My own early favourites among the Just So Stories were the two tales of Taffy and her father Tegumai, the first because it made me laugh until I curled up like an earwig …But for Angus Wilson:
When the stories of private man’s advancement begin, we are in the land of Tegumai and Taffy, of Kipling and his own children, and sentimental whimsicality takes over… [p. 229].Rosalind Meyer commented:
The tales call consistently for a suspension of belief and a suspension of disbelief, as the humour both undercuts and enhances the stylistic effect. The narrative loses none of its excitement as the tension mounts, while simultaneously it adds the savour of its own telling [quoted p. 119, lines 13-24].
The style is self-conscious in the best sense, and it develops an irony – if one may so term it – specifically adapted for appreciation at an early age.
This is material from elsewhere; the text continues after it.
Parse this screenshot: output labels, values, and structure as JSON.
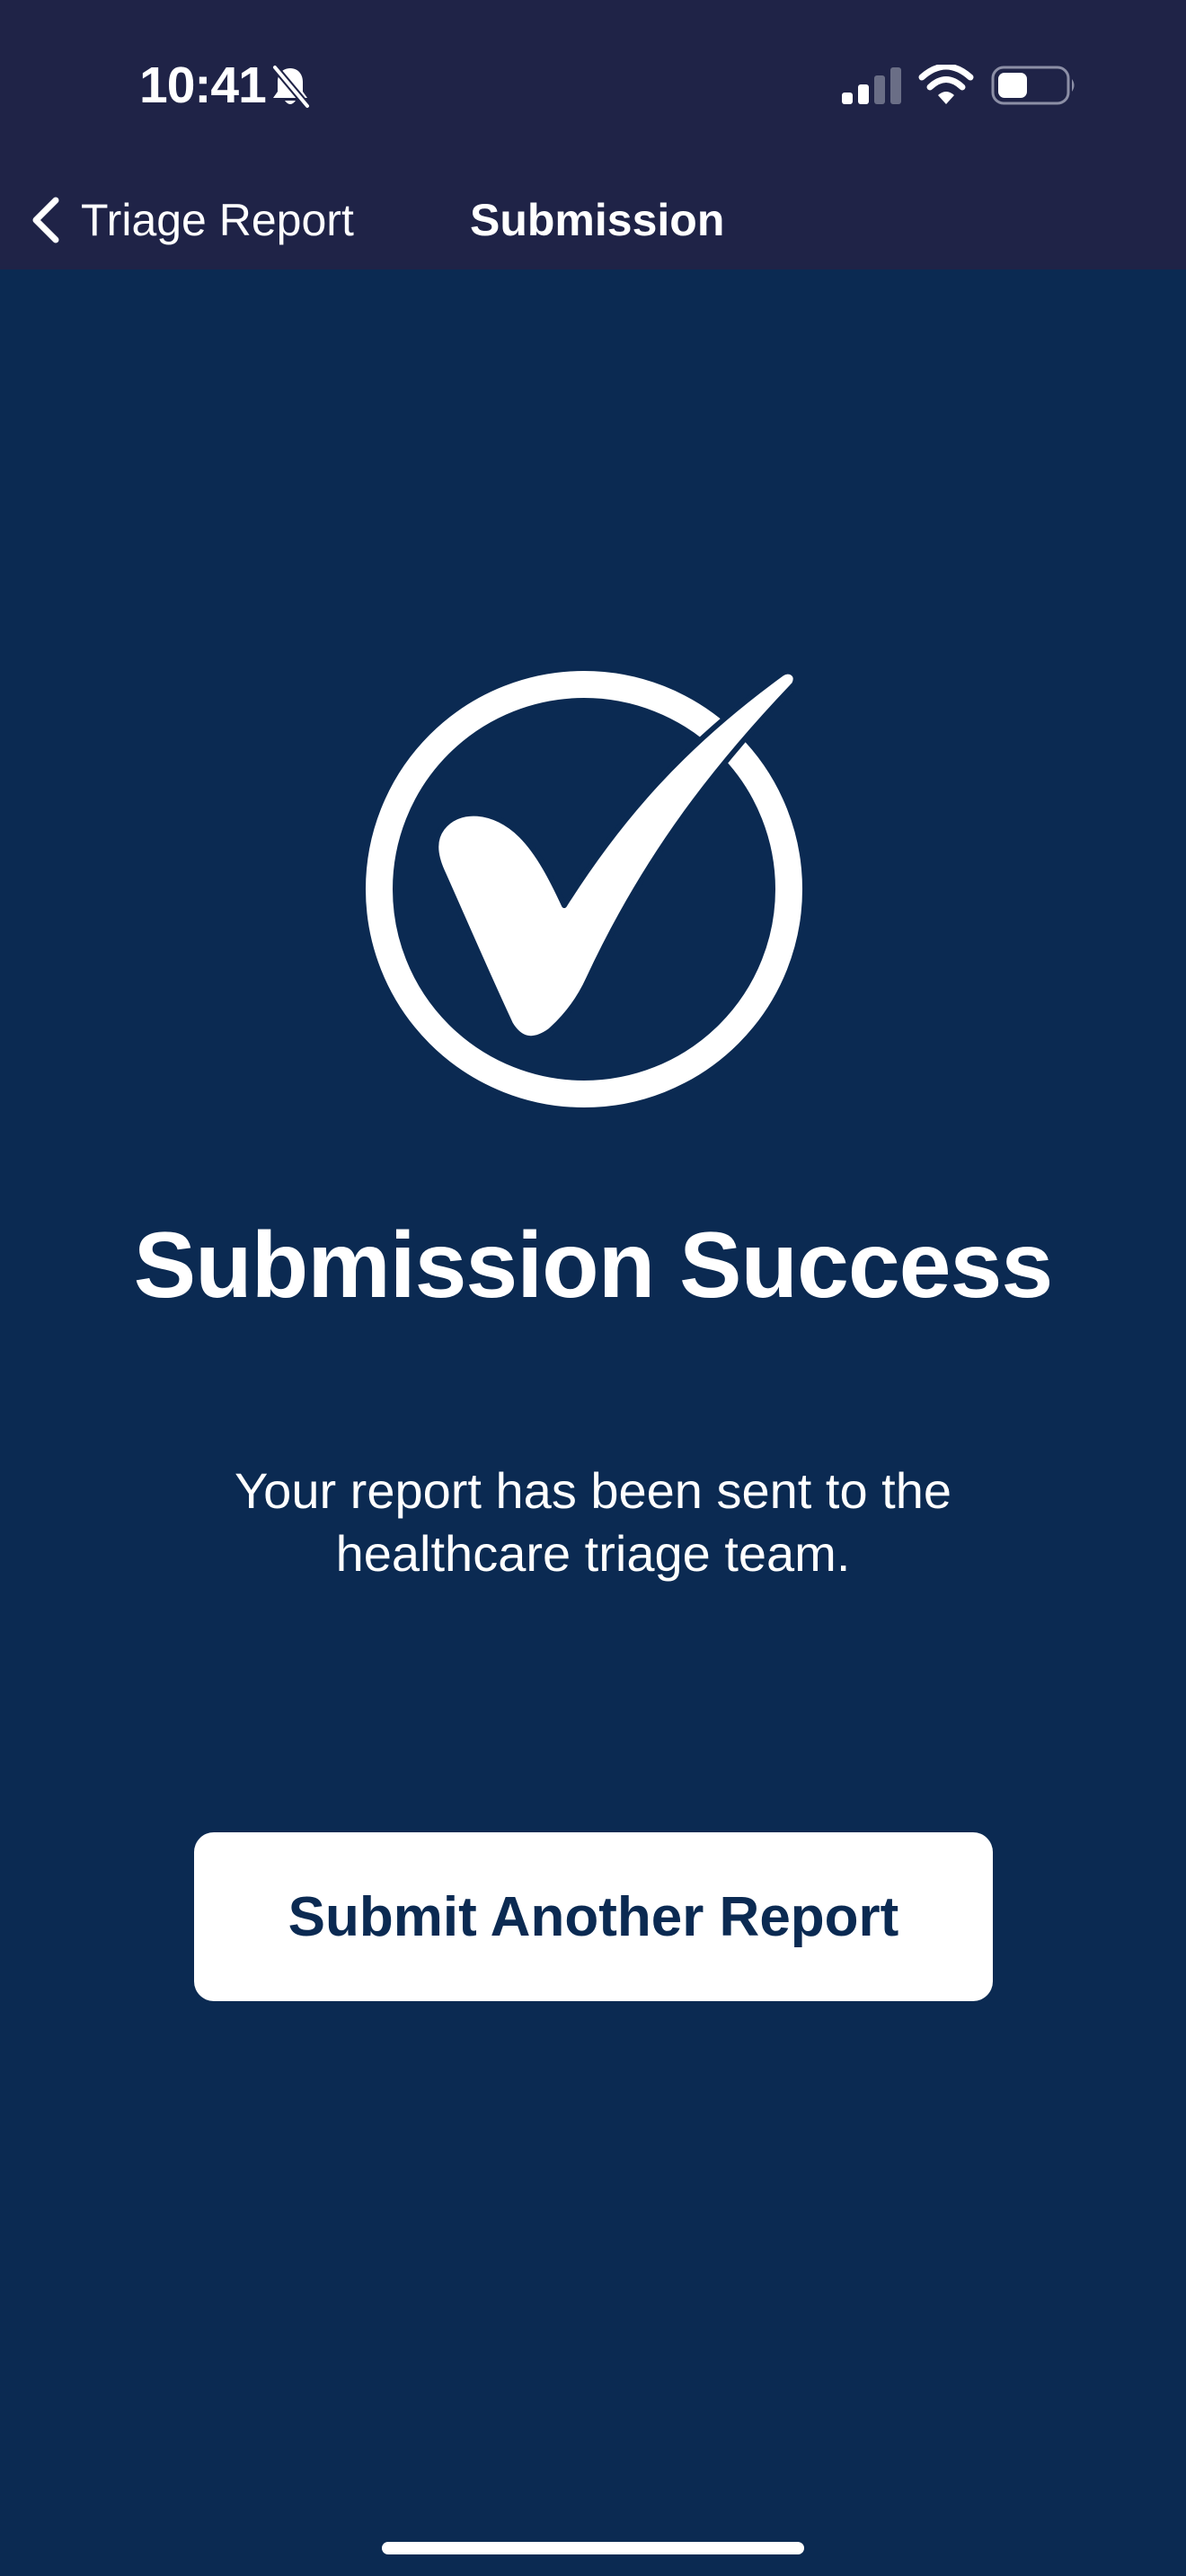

It should not be long before the listener can begin to relish to the full remarks at first bewildering – “Why, the whole dear, kind, nice, clean, quiet Tribe is here, Taffy” – or the deliberately begged question, “Aren’t you well, or are you ill, O Tribe of Tegumai?”